In a rousing opening keynote for its Build 2014 conference here in San Francisco on Wednesday, a series of Microsoft executives pulled out all the stops, announcing new products, upcoming initiatives, and some amazing giveaways for show-goers. But as the keynote edged into its third hour, the firm finally delivered the news everyone had been waiting for: It will indeed bring an evolved Start menu back to Windows and let users run Modern mobile apps in floating windows on the desktop.
"Our commitment is to make Windows more personal and accessible to individuals, and to ensure a vibrant ecosystem through closer collaboration with our industry partners," Microsoft executive vice president Terry Myerson said. "The news today shines a light on continued Windows innovation in ways that benefit our customers, partners and developers alike."
And there was a lot of news.
Microsoft started off the show by highlighting Windows Phone 8.1, a major release of its smart phone operating system that adds important new features like the Cortana voice control software, a notification center called Action Center, and many new customization capabilities. Cortana was the clear hit of the show, offering dramatic improvements over rival systems like Apple Siri and Google Now, including deep integration with popular third party apps. You can learn more about this coming update in my Windows Phone 8.1 Preview, but the first new handsets with this OS version will ship in the coming months and all Windows Phone 8-based handsets will get the update for free by the end of the summer.
The firm next moved into Windows 8.1 Update 1, which will ship for free to all Windows 8.1 users next Tuesday as part of Patch Tuesday. (MSDN and TechNet subscribers can download this update now.) Update 1 takes major steps towards making the Modern mobile experiences in the OS more accessible to traditional PC users with a mouse, and takes Windows into new, low-end devices with just 1 GB of RAM and 16 GB of storage. You can find out more in my Windows 8.1 Update 1 Review.
In its first real nod to developers, Microsoft revealed that it will let developers create universal apps that can run on Windows 8.1, Windows Phone 8.1 and—it announced later in the show—on Xbox One. These universal apps are really multi-project solutions in Visual Studio, in which the eventual apps for each platform can share much more code then was possible in the past. That's because all three platforms will now support a new version of the Windows Runtime that debuted in Windows 8. (Xbox One support for universal apps is coming sometime in the next year.)
Microsoft also revealed that it will help developers overcome what is now one of the weaker areas of the Windows app ecosystem: Using this new universal app infrastructure, developers will be able to sell an app to users from one platform and then give them free access to the same app on the others. There will be a new "Made for Windows Phones and Windows PCs" logo program built around this and related universal capabilities.

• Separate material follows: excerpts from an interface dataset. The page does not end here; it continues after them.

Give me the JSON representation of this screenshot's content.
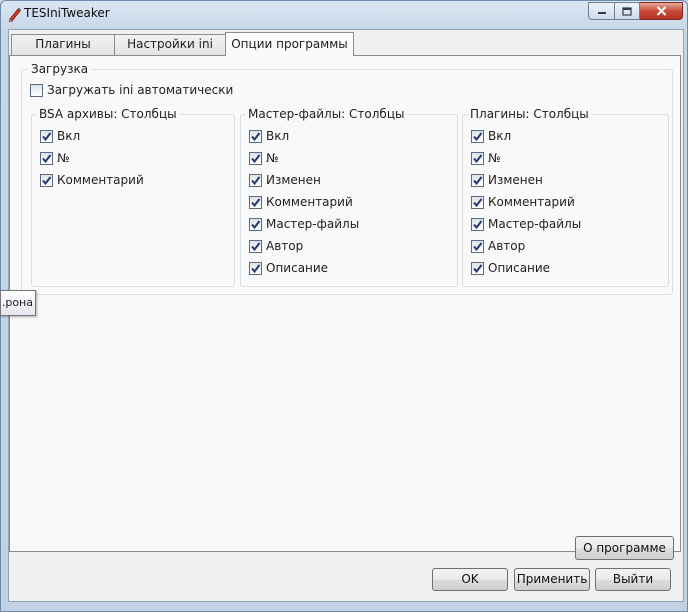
{
  "window": {
    "title": "TESIniTweaker",
    "icon": "pen-icon"
  },
  "tabs": [
    {
      "label": "Плагины",
      "active": false
    },
    {
      "label": "Настройки ini",
      "active": false
    },
    {
      "label": "Опции программы",
      "active": true
    }
  ],
  "loading": {
    "title": "Загрузка",
    "auto_load": {
      "label": "Загружать ini автоматически",
      "checked": false
    }
  },
  "bsa_columns": {
    "title": "BSA архивы: Столбцы",
    "items": [
      {
        "label": "Вкл",
        "checked": true
      },
      {
        "label": "№",
        "checked": true
      },
      {
        "label": "Комментарий",
        "checked": true
      }
    ]
  },
  "master_columns": {
    "title": "Мастер-файлы: Столбцы",
    "items": [
      {
        "label": "Вкл",
        "checked": true
      },
      {
        "label": "№",
        "checked": true
      },
      {
        "label": "Изменен",
        "checked": true
      },
      {
        "label": "Комментарий",
        "checked": true
      },
      {
        "label": "Мастер-файлы",
        "checked": true
      },
      {
        "label": "Автор",
        "checked": true
      },
      {
        "label": "Описание",
        "checked": true
      }
    ]
  },
  "plugin_columns": {
    "title": "Плагины: Столбцы",
    "items": [
      {
        "label": "Вкл",
        "checked": true
      },
      {
        "label": "№",
        "checked": true
      },
      {
        "label": "Изменен",
        "checked": true
      },
      {
        "label": "Комментарий",
        "checked": true
      },
      {
        "label": "Мастер-файлы",
        "checked": true
      },
      {
        "label": "Автор",
        "checked": true
      },
      {
        "label": "Описание",
        "checked": true
      }
    ]
  },
  "tooltip": {
    "text": "рона."
  },
  "buttons": {
    "about": "О программе",
    "ok": "OK",
    "apply": "Применить",
    "exit": "Выйти"
  }
}
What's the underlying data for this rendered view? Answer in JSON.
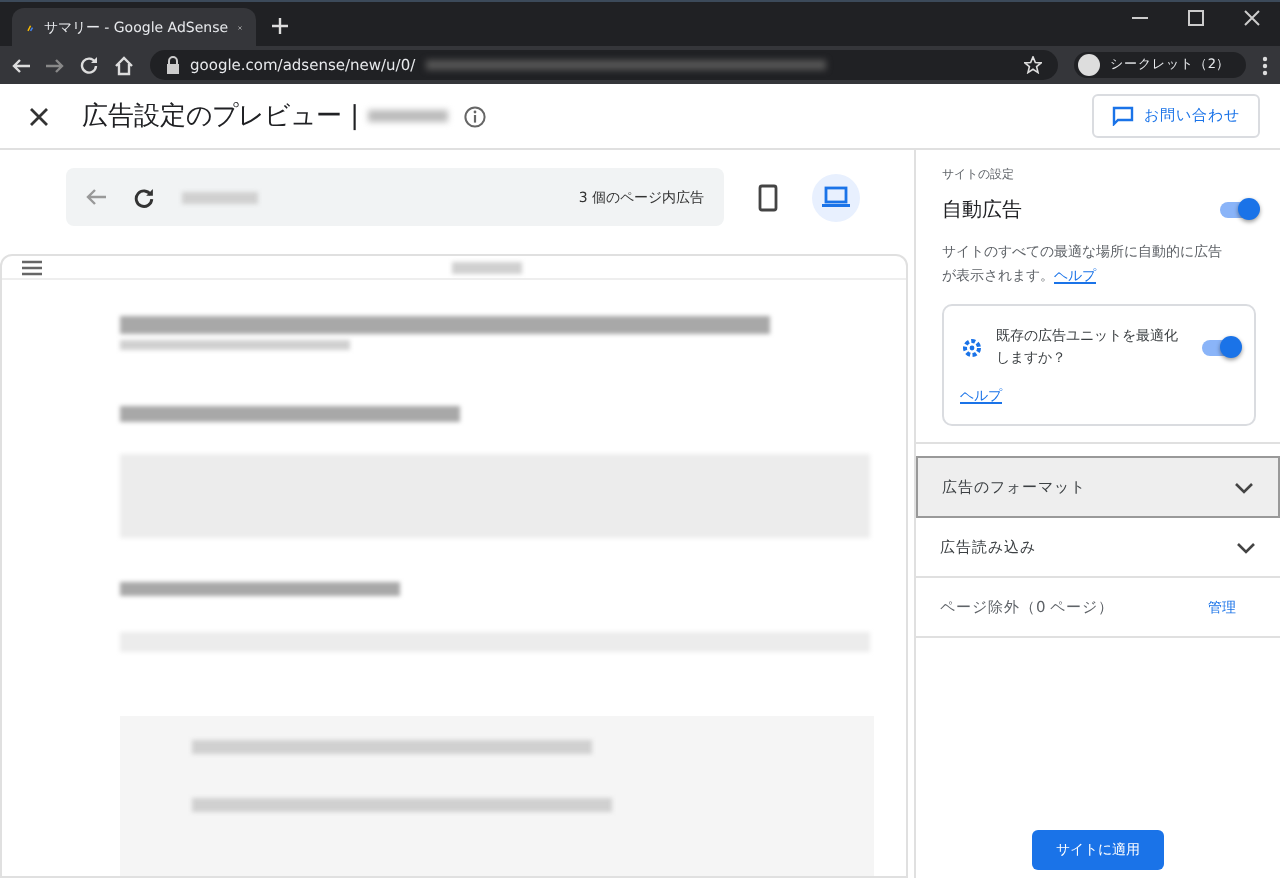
{
  "browser": {
    "tab_title": "サマリー - Google AdSense",
    "url": "google.com/adsense/new/u/0/",
    "profile": "シークレット（2）"
  },
  "header": {
    "title": "広告設定のプレビュー |",
    "contact_button": "お問い合わせ"
  },
  "preview_toolbar": {
    "ad_count": "3 個のページ内広告",
    "devices": [
      {
        "kind": "mobile",
        "selected": false
      },
      {
        "kind": "desktop",
        "selected": true
      }
    ]
  },
  "settings": {
    "section_label": "サイトの設定",
    "auto_ads": {
      "label": "自動広告",
      "on": true,
      "description": "サイトのすべての最適な場所に自動的に広告が表示されます。",
      "help": "ヘルプ"
    },
    "optimize": {
      "label": "既存の広告ユニットを最適化しますか？",
      "on": true,
      "help": "ヘルプ"
    },
    "sections": [
      {
        "label": "広告のフォーマット",
        "selected": true
      },
      {
        "label": "広告読み込み",
        "selected": false
      }
    ],
    "exclusions": {
      "label": "ページ除外（0 ページ）",
      "link": "管理"
    },
    "apply_button": "サイトに適用"
  }
}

Next, the firm provided a real demonstration of an early version of Office "Touch" for Windows, which will be a universal app suite that runs on both Windows 8.1 and Windows Phone 8.1. We only got a peek at PowerPoint, but it was indeed more powerful and feature-rich than the version Microsoft recently released for iPad, which should quell some complaints. No word on a release date, but you can find out more about this in Office "Touch" for Windows to Outclass Version for iPad.
Finally, Microsoft confirmed the news I had exclusively reported in Further Changes Coming in Windows "Threshold": it will make a new Start menu available as an option and will allow users to run Modern mobile apps in floating windows on the desktop. This announcement was deliberately worded—Myerson said only that it would come in "an update to Windows 8.1"—but my sources confirmed that it was still part of "Threshold," which will most likely be called Windows 9. On the record, several Microsoft executives confirmed Wednesday after the keynote that the timing and delivery method for this update were deliberately left vague because either could change.
Then the firm delivered another blockbuster: It will now license Windows and Windows Phone to hardware makers for free for use with devices that have screen sizes under 9 inches. That's all phones, of course, but it's also the volume part of the tablet market.
With the crowd still swooning, the firm revealed that all Build attendees would receive a free Xbox One, which they can pick up at the show, and a $500 gift card for the Microsoft Store so they can buy the device or software of their choice.
Outgoing Nokia executive Stephen Elop then announced three new Windows Phone handsets, the Nokia Lumia 930—a high-end device for international markets that is very similar to the Lumia Icon sold here in the US; check out my Nokia Lumia 930 Preview for details—and the low-end Lumia 630 and 635, both of which will be sold around the globe and cost under $200. He was followed up by new CEO Satya Nadella, who provided a surprisingly robotic "virtual Q & A" with prerecorded (and no doubt heavily vetted) questions.
Nadella's appearance was a surprising lull for an otherwise impressive showing, and it will be interesting to see how Microsoft follows it all today with the day 2 keynote. In the meantime, I've got a bunch of other stuff to post about universal apps, Cortana, free Windows, and some other Nokia devices. It's going to be a busy week.